After decades of insisting it needs three runways, Heathrow airport will make do with just one — with closure of the southern runway either partially or fully until October.
A “Notice to Airmen” (Notam) has been issued to pilots and airlines warning that the runway, known as 09R/27L, will close at one minute to midnight on Sunday 12 July until the same time on 30 September.
The reason given is “WIP” (work in progress).
The airport is taking advantage of the lull in air traffic to conduct repairs on the southern runway.
Terminal 4, which is adjacent, has been closed since April.
All operations will be concentrated on the northern runway (09L/27R), which will run a “mixed mode” operation of landings and take-offs. Normally one of the two runways is used for arrivals and the other for departure. Air traffic controllers usually switch them at 3pm each day, giving respite to residents.

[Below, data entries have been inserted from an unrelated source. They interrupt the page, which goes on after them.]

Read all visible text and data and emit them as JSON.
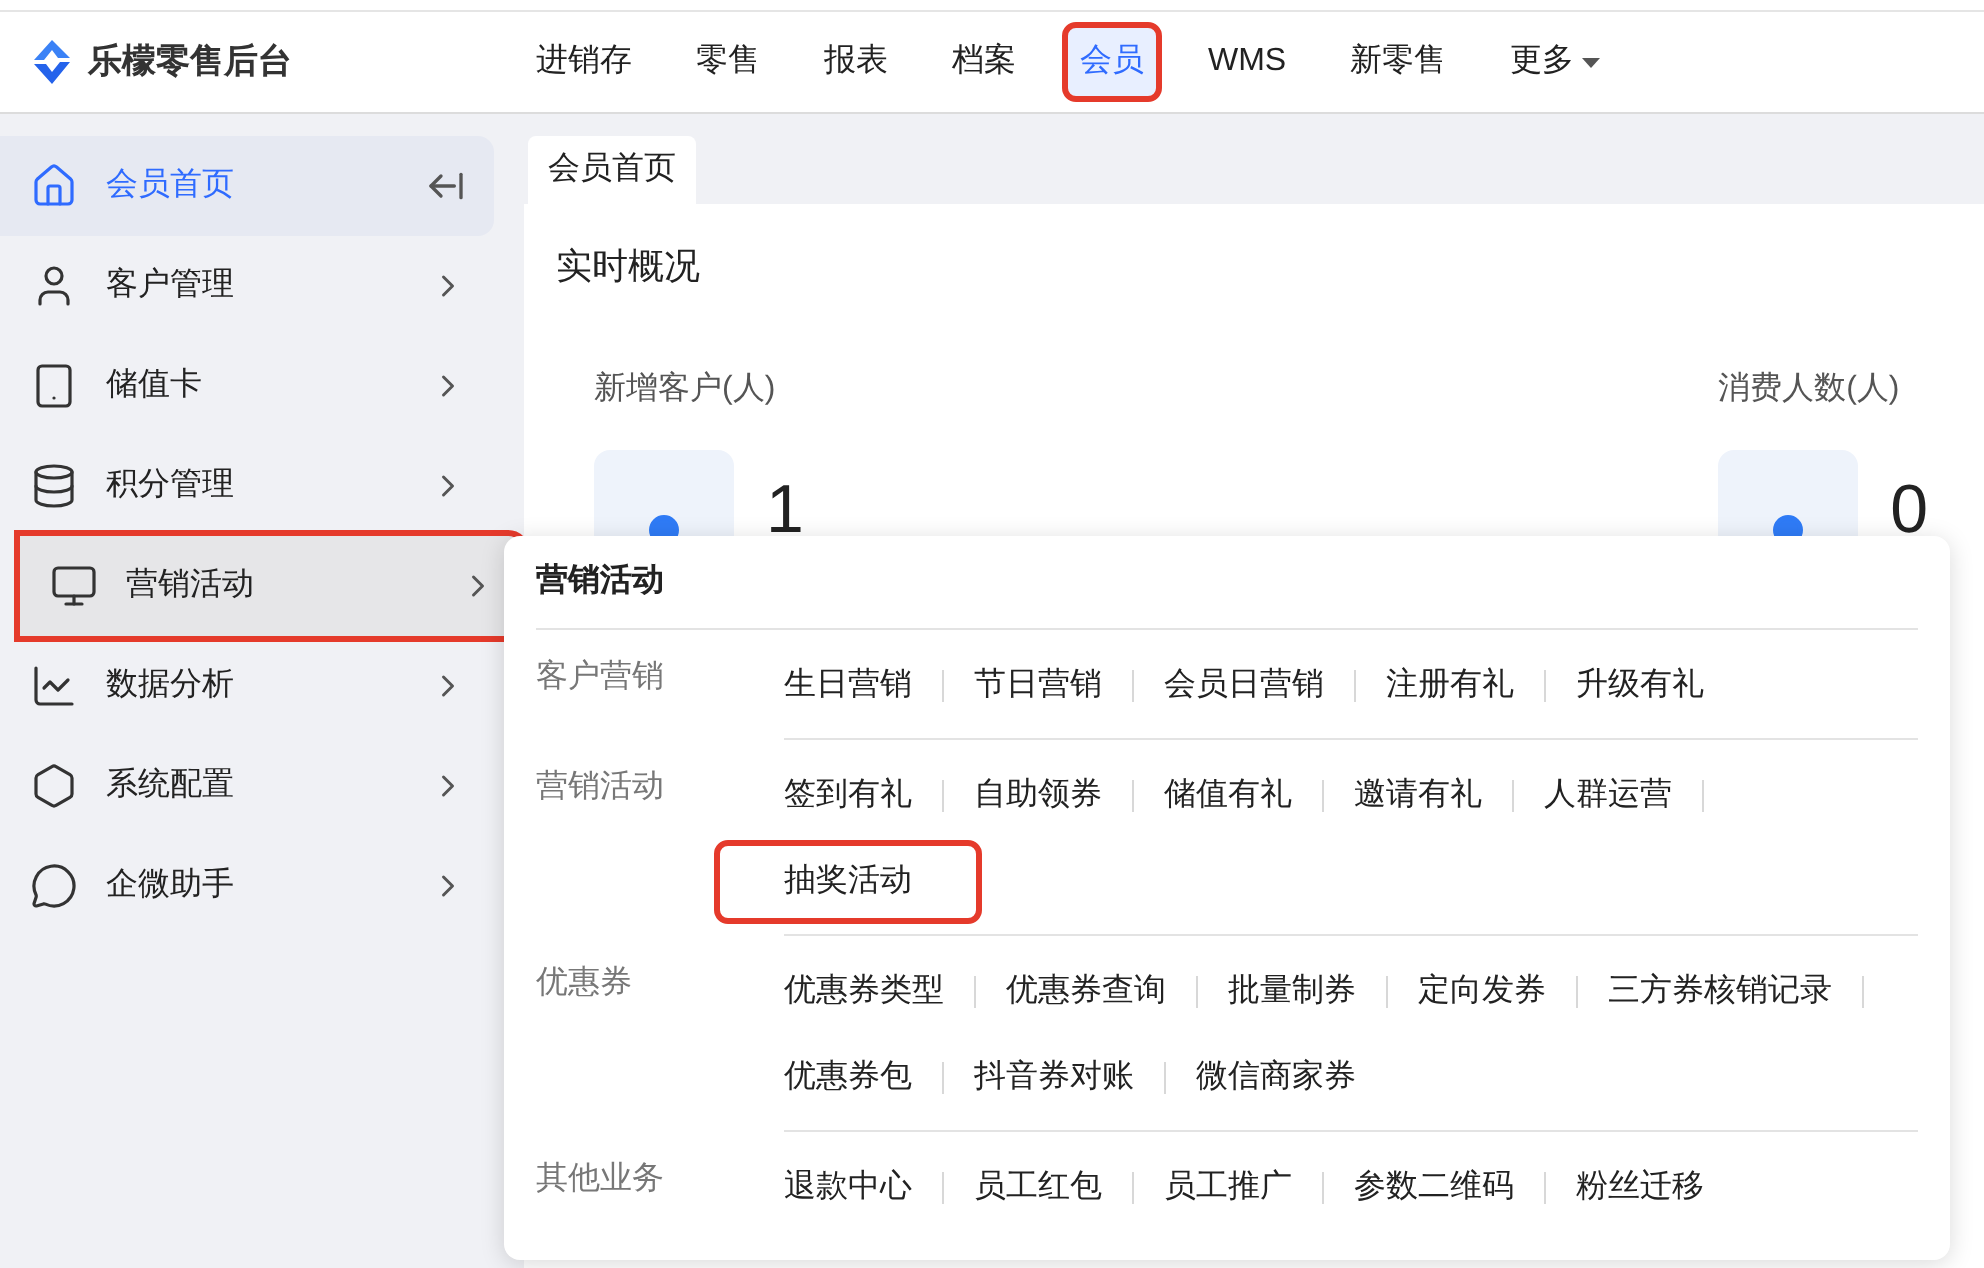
{
  "brand": {
    "name": "乐檬零售后台"
  },
  "nav": [
    {
      "label": "进销存",
      "selected": false,
      "highlighted": false
    },
    {
      "label": "零售",
      "selected": false,
      "highlighted": false
    },
    {
      "label": "报表",
      "selected": false,
      "highlighted": false
    },
    {
      "label": "档案",
      "selected": false,
      "highlighted": false
    },
    {
      "label": "会员",
      "selected": true,
      "highlighted": true
    },
    {
      "label": "WMS",
      "selected": false,
      "highlighted": false
    },
    {
      "label": "新零售",
      "selected": false,
      "highlighted": false
    },
    {
      "label": "更多",
      "selected": false,
      "highlighted": false,
      "dropdown": true
    }
  ],
  "sidebar": {
    "items": [
      {
        "label": "会员首页",
        "selected": true,
        "hovered": false,
        "highlighted": false
      },
      {
        "label": "客户管理",
        "selected": false,
        "hovered": false,
        "highlighted": false
      },
      {
        "label": "储值卡",
        "selected": false,
        "hovered": false,
        "highlighted": false
      },
      {
        "label": "积分管理",
        "selected": false,
        "hovered": false,
        "highlighted": false
      },
      {
        "label": "营销活动",
        "selected": false,
        "hovered": true,
        "highlighted": true
      },
      {
        "label": "数据分析",
        "selected": false,
        "hovered": false,
        "highlighted": false
      },
      {
        "label": "系统配置",
        "selected": false,
        "hovered": false,
        "highlighted": false
      },
      {
        "label": "企微助手",
        "selected": false,
        "hovered": false,
        "highlighted": false
      }
    ]
  },
  "page_tab": {
    "label": "会员首页"
  },
  "overview": {
    "title": "实时概况",
    "stats": [
      {
        "label": "新增客户(人)",
        "value": "1"
      },
      {
        "label": "消费人数(人)",
        "value": "0"
      }
    ]
  },
  "flyout": {
    "title": "营销活动",
    "groups": [
      {
        "label": "客户营销",
        "rows": [
          [
            {
              "label": "生日营销",
              "highlighted": false
            },
            {
              "label": "节日营销",
              "highlighted": false
            },
            {
              "label": "会员日营销",
              "highlighted": false
            },
            {
              "label": "注册有礼",
              "highlighted": false
            },
            {
              "label": "升级有礼",
              "highlighted": false
            }
          ]
        ]
      },
      {
        "label": "营销活动",
        "rows": [
          [
            {
              "label": "签到有礼",
              "highlighted": false
            },
            {
              "label": "自助领券",
              "highlighted": false
            },
            {
              "label": "储值有礼",
              "highlighted": false
            },
            {
              "label": "邀请有礼",
              "highlighted": false
            },
            {
              "label": "人群运营",
              "highlighted": false
            }
          ],
          [
            {
              "label": "抽奖活动",
              "highlighted": true
            }
          ]
        ]
      },
      {
        "label": "优惠券",
        "rows": [
          [
            {
              "label": "优惠券类型",
              "highlighted": false
            },
            {
              "label": "优惠券查询",
              "highlighted": false
            },
            {
              "label": "批量制券",
              "highlighted": false
            },
            {
              "label": "定向发券",
              "highlighted": false
            },
            {
              "label": "三方券核销记录",
              "highlighted": false
            }
          ],
          [
            {
              "label": "优惠券包",
              "highlighted": false
            },
            {
              "label": "抖音券对账",
              "highlighted": false
            },
            {
              "label": "微信商家券",
              "highlighted": false
            }
          ]
        ]
      },
      {
        "label": "其他业务",
        "rows": [
          [
            {
              "label": "退款中心",
              "highlighted": false
            },
            {
              "label": "员工红包",
              "highlighted": false
            },
            {
              "label": "员工推广",
              "highlighted": false
            },
            {
              "label": "参数二维码",
              "highlighted": false
            },
            {
              "label": "粉丝迁移",
              "highlighted": false
            }
          ]
        ]
      }
    ]
  }
}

But instead, west Londoners will hear the arrival of aircraft from before 5am to nearly 11pm daily.
John Stewart, chair of Hacan, the group opposed to expansion at Heathrow, said: “Runways always need repairing from time to time but this is going to be tough on people living under the northern flight path.

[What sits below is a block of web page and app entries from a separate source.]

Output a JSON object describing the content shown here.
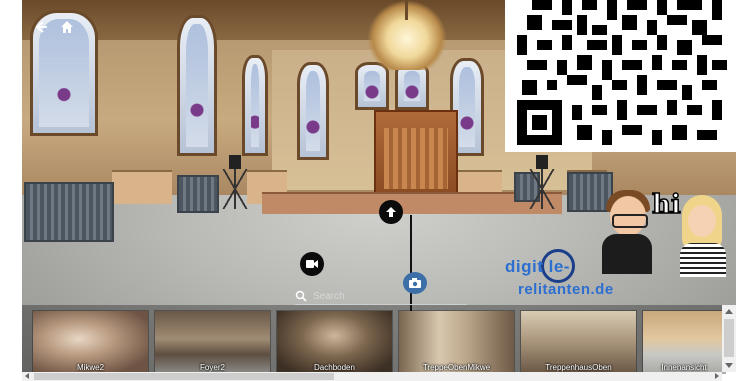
{
  "viewer": {
    "scene": "synagogue-hall-360-panorama"
  },
  "nav": {
    "back_icon": "arrow-left-icon",
    "home_icon": "home-icon"
  },
  "qr_code": {
    "icon": "qr-code-icon"
  },
  "hotspots": [
    {
      "icon": "arrow-up-icon",
      "color": "#0b0b0b"
    },
    {
      "icon": "video-camera-icon",
      "color": "#0b0b0b"
    },
    {
      "icon": "camera-icon",
      "color": "#3c6fa8"
    }
  ],
  "logo": {
    "line1": "digit  le-",
    "line2": "relitanten.de",
    "accent_color": "#2c6fd1"
  },
  "speech": "hi",
  "search": {
    "placeholder": "Search",
    "value": ""
  },
  "thumbnails": [
    {
      "label": "Mikwe2",
      "tone": "#8d6a52"
    },
    {
      "label": "Foyer2",
      "tone": "#7f6a58"
    },
    {
      "label": "Dachboden",
      "tone": "#5a4a3c"
    },
    {
      "label": "TreppeObenMikwe",
      "tone": "#a08a6c"
    },
    {
      "label": "TreppenhausOben",
      "tone": "#8a7a64"
    },
    {
      "label": "Innenansicht",
      "tone": "#b89a72"
    }
  ]
}
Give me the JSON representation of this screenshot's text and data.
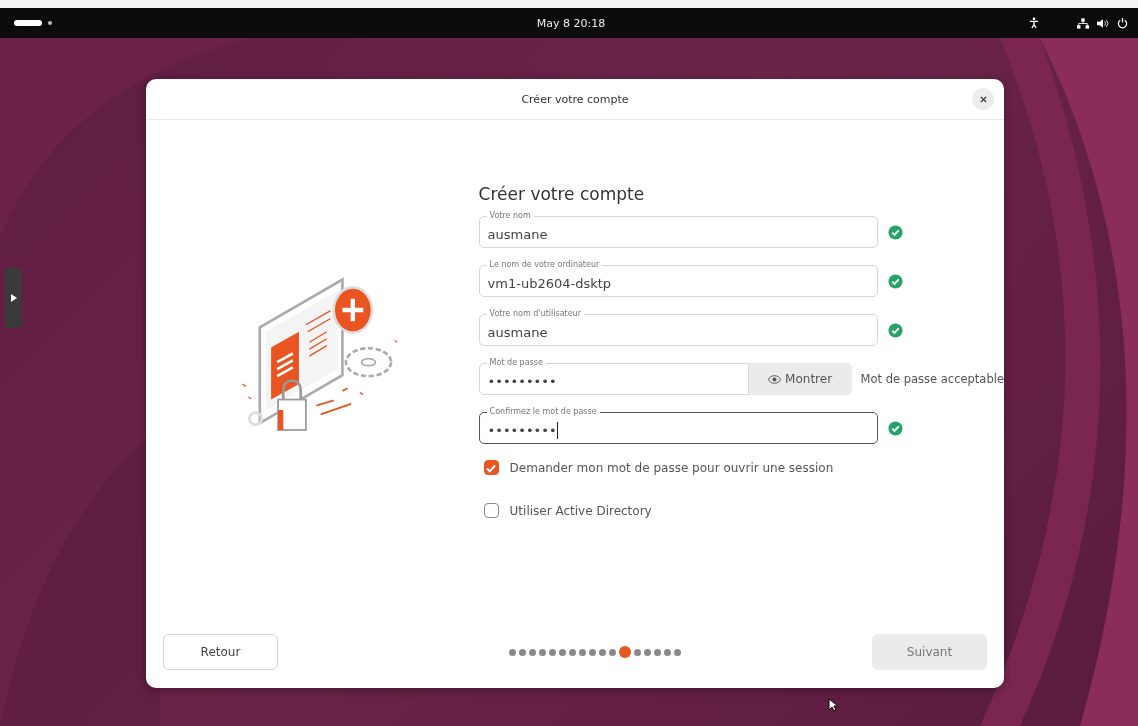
{
  "top_bar": {
    "clock": "May 8  20:18"
  },
  "window": {
    "title": "Créer votre compte"
  },
  "form": {
    "heading": "Créer votre compte",
    "fields": [
      {
        "kind": "text",
        "label": "Votre nom",
        "value": "ausmane",
        "valid": true,
        "focused": false
      },
      {
        "kind": "text",
        "label": "Le nom de votre ordinateur",
        "value": "vm1-ub2604-dsktp",
        "valid": true,
        "focused": false
      },
      {
        "kind": "text",
        "label": "Votre nom d'utilisateur",
        "value": "ausmane",
        "valid": true,
        "focused": false
      },
      {
        "kind": "password",
        "label": "Mot de passe",
        "value": "•••••••••",
        "button": "Montrer",
        "strength": "Mot de passe acceptable",
        "focused": false
      },
      {
        "kind": "text",
        "label": "Confirmez le mot de passe",
        "value": "•••••••••",
        "valid": true,
        "focused": true
      }
    ],
    "checkboxes": [
      {
        "label": "Demander mon mot de passe pour ouvrir une session",
        "checked": true
      },
      {
        "label": "Utiliser Active Directory",
        "checked": false
      }
    ]
  },
  "footer": {
    "back": "Retour",
    "next": "Suivant",
    "next_disabled": true,
    "steps": [
      {
        "selected": false
      },
      {
        "selected": false
      },
      {
        "selected": false
      },
      {
        "selected": false
      },
      {
        "selected": false
      },
      {
        "selected": false
      },
      {
        "selected": false
      },
      {
        "selected": false
      },
      {
        "selected": false
      },
      {
        "selected": false
      },
      {
        "selected": false
      },
      {
        "selected": true
      },
      {
        "selected": false
      },
      {
        "selected": false
      },
      {
        "selected": false
      },
      {
        "selected": false
      },
      {
        "selected": false
      }
    ]
  }
}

“It will mean all-day flying. Even at a time when there are fewer planes, it is going to present problems.”
A Heathrow spokesperson said: “Reduced passenger demand as a result of Covid-19 means we have an opportunity to undertake necessary repairs to the southern runway with less disruption caused than if we were operating at full capacity.
“Over coming weeks, we will close the southern runway for an initial short period to allow preliminary works to take place.

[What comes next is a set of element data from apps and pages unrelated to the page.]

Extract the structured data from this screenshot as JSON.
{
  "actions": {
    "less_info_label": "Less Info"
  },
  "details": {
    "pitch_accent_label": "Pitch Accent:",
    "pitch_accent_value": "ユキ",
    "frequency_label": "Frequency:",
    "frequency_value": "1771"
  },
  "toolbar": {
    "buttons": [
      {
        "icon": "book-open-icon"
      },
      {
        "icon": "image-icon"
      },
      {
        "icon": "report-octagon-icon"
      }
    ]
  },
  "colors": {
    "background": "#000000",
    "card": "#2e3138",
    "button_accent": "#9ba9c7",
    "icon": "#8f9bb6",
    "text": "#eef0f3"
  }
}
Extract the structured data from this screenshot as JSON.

“Once these initial works are completed, we will reopen the runway during the day and undertake subsequent works at night. This will allow us to limit the impact on local communities by providing runway alternation.”
British Airways, the main airline at Heathrow, is steadily expanding operations. All its short-haul flights from Gatwick have been temporarily moved to Heathrow.
With only one runway, queues to depart and arrive could start to build up.
Until the coronavirus pandemic, Heathrow was the busiest airport in Europe — even though it has just two runways, fewer than its rivals in Amsterdam, Frankfurt and Paris.
The government has approved expansion, though this is being challenged in the courts.
The airport insists that extra capacity will be needed by the 2030s.
But anti-expansion campaigner John Stewart says: ”It comes at a time when there are real doubts about a third runway. If it doesn’t go-ahead, Heathrow will be tempted to use both runways all day long. This all-day flying could be a foretaste of things to come.”
The busiest single runway airport in the world until the coronavirus crisis was Gatwick, which is currently running a skeleton operation.